In Olev Subbi’s notes it is written that Landscape Near Elva was probably one of the first paintings to be taken outside the borders of the Soviet Union after completion. It hung in Sweden for decades before being returned to Estonia. While in the mid-1970s Subbi painted mostly large-scale paintings, Landscape Near Elva is an interesting exception. By no means a small work, it still seems an outlier among other works of art from that period. It has few details and no people, but a clear focus and a surprisingly mundane effect compared to the remaining magnificent fairy-tale pictures from the period, which the artist filled with southern architectural elements, archaic agricultural implements and dreamy nudes. Another surprising aspect is the treatment of the picture surface, since most of the painting was left empty and open, with only a few details here and there, whereas other works by the artist from the period are filled with dozens of minute details. It is rare in Subbi’s oeuvre to see so much of the sky because the artist’s horizons tend to be rather high as a rule, and the sky is normally compressed to a thin line somewhere far away.
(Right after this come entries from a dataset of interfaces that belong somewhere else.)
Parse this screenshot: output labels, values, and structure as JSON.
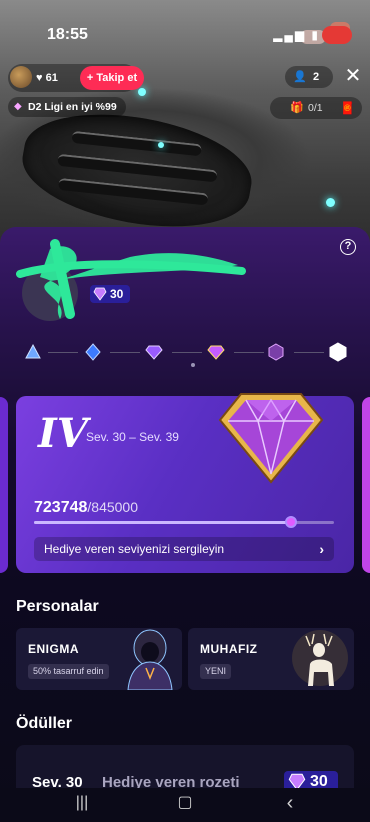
{
  "status_bar": {
    "time": "18:55"
  },
  "live_header": {
    "host_followers": "61",
    "follow_label": "+ Takip et",
    "viewer_count": "2",
    "league_text": "D2 Ligi en iyi %99",
    "goal_count": "0/1"
  },
  "sheet": {
    "level_badge": "30",
    "tiers": [
      "bronze-gem-icon",
      "blue-gem-icon",
      "purple-gem-icon",
      "violet-gem-icon",
      "pink-gem-icon",
      "white-gem-icon"
    ],
    "current_tier_index": 3,
    "card": {
      "roman": "IV",
      "range": "Sev. 30 – Sev. 39",
      "points": "723748",
      "points_total": "/845000",
      "progress": 0.856,
      "cta": "Hediye veren seviyenizi sergileyin"
    },
    "personas_title": "Personalar",
    "personas": [
      {
        "name": "ENIGMA",
        "tag": "50% tasarruf edin"
      },
      {
        "name": "MUHAFIZ",
        "tag": "YENI"
      }
    ],
    "rewards_title": "Ödüller",
    "reward": {
      "level": "Sev. 30",
      "name": "Hediye veren rozeti",
      "badge": "30"
    }
  },
  "colors": {
    "accent_pink": "#fe2c55",
    "card_purple": "#5a2fc4",
    "badge_blue": "#2a1f9a"
  }
}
However, there are some references that connect this painting organically to the rest of Subbi’s oeuvre. For the most part we have to look at single motifs. First of all, the signpost near Elva could be pointing the way to nearby Rannu, where Subbi spent most of his childhood summers. Traces of these summers in the form of ambience and details are often found in his works from the 1970s. It should also be pointed out that the signpost itself is era-specific, for such signs could be seen along roads in the 1930s, but no longer in the 1970s. Thus, the signpost takes us back, both geographically and metaphorically, to an era whose memories are often depicted in Subbi’s oeuvre.